— Records supplied —
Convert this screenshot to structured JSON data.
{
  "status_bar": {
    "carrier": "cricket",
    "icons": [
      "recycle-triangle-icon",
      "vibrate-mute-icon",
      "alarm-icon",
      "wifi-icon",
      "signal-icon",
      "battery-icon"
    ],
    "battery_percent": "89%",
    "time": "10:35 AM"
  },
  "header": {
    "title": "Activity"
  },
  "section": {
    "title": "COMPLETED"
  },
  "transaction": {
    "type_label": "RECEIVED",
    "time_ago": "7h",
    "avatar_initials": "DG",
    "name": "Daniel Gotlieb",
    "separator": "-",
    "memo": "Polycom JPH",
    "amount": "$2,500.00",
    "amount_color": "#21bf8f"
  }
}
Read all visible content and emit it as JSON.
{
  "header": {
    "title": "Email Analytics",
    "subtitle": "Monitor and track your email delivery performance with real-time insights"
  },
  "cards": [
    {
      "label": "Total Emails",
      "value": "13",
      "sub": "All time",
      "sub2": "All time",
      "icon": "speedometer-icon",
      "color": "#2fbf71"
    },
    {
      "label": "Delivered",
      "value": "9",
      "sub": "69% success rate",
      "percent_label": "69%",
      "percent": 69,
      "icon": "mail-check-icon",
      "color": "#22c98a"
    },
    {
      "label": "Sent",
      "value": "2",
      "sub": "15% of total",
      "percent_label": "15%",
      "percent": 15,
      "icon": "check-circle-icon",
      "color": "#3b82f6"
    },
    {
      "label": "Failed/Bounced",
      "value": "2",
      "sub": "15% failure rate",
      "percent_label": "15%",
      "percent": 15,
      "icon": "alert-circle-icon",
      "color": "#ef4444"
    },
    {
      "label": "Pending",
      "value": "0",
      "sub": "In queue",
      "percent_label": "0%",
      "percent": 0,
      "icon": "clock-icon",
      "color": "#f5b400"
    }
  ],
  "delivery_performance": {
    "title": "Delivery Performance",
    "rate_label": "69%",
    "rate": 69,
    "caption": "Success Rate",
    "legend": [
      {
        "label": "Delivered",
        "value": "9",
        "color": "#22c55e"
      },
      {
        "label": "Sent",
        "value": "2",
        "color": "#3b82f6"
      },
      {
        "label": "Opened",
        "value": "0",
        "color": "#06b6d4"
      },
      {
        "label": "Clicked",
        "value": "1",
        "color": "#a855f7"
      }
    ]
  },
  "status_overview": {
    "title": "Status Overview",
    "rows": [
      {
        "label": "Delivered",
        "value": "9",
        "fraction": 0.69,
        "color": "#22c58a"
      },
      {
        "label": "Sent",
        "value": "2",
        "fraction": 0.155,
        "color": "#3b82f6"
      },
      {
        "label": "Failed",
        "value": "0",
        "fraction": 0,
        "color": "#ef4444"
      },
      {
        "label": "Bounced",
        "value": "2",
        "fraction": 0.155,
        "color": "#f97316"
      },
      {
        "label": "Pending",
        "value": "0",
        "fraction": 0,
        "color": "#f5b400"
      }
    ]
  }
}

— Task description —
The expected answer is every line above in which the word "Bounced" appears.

— Problem solution —
      "label": "Failed/Bounced",
        "label": "Bounced",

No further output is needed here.